How many salmon come out of the Tongass National Forest? Someone asked Tongass Fisheries Program Manager Ron Medel that question, and the result was a slide show presentation that he's given throughout Alaska and the Pacific Northwest.
Medel gave that presentation again for a recent Ketchikan Chamber of Commerce lunch.
It's fairly simple to find out how many salmon are caught in Alaska each year, but the question that Medel set out to answer was a little more specific. He was looking for the percentage of wild, non-hatchery salmon that are caught in Tongass National Forest waters each year.
Not British Columbia fish. Not Southcentral fish. Tongass fish.
Medel found the answer, which is the point of his presentation, but he saved that for the end. Before getting there, he provided some interesting details about salmon in Southeast Alaska.
For example, which of Alaska's five salmon species makes up the largest share of fish brought to the docks? It's pinks, by a landslide, and Southeast Alaska lands the most pinks.
"Sockeye come in second, then the chum, coho and king. Just a sliver, a mere sliver of the total harvest, 500,000 plus on average for the past 19 years (are kings)," he said.
When considered by value, though, second-place sockeye jumps the line into first-place, which is why some of the northern fishery areas tend to bring in more money: They've got the reds.
That's all background, though. What about the main question: Tongass fish?

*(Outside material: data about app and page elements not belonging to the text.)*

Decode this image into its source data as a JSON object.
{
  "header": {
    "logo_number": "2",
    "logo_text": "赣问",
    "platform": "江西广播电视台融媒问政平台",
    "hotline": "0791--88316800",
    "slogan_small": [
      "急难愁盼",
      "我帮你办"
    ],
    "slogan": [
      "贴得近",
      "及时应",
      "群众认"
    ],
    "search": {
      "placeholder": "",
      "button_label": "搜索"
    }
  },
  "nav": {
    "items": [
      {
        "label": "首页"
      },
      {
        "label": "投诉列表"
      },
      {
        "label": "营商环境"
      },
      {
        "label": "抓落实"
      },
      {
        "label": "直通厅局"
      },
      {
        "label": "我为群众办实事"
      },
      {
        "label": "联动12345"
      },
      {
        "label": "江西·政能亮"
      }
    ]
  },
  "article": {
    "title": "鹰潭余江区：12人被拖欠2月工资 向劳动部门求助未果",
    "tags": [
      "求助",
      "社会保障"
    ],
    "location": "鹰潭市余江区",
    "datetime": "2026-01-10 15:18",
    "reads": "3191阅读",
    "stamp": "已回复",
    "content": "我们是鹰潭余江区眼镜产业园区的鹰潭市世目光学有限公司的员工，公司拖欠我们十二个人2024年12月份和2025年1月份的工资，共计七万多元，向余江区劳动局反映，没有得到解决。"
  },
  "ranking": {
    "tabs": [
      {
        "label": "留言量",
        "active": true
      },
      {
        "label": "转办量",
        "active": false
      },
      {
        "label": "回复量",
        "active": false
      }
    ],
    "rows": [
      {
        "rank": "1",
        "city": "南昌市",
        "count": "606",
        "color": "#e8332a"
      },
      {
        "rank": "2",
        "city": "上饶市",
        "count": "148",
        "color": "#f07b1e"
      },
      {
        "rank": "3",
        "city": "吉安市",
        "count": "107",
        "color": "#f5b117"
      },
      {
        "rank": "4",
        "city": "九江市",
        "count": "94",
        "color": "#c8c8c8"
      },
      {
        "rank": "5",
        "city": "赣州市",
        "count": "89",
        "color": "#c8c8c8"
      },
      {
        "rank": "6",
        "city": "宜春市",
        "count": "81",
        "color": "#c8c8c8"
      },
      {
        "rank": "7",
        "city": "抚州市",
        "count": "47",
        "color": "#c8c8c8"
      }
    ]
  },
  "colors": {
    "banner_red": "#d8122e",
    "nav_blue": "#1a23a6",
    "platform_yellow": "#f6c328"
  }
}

Well, just hold on.
Read or listen to the full story at KRBD>>
National Fisherman Live: 10/21/14
In this episode:
North Pacific Council adjusts observer program
Fishermen: bluefin fishing best in 10 years
Catch limit raised for Bristol Bay red king crab
Canadian fishermen fight over lobster size rules
River conference addresses Dead Zone cleanup
National Fisherman Live: 10/7/14
In this episode, National Fisherman Publisher Jerry Fraser talks about the 1929 dragger Vandal.
NOAA and its fellow Natural Resource Damage Assessment trustees in the Deepwater Horizon oil spill have announced the signing of a formal Record of Decision to implement a gulf restoration plan. The 44 projects, totaling an estimated $627 million, will restore barrier islands, shorelines, dunes, underwater grasses and oyster beds.
The Golden Gate Salmon Association will host its 4th Annual Marin County Dinner at Marin Catholic High School, 675 Sir Francis Drake Blvd., Kentfield on Friday, Oct 10, with doors opening at 5:30 p.m.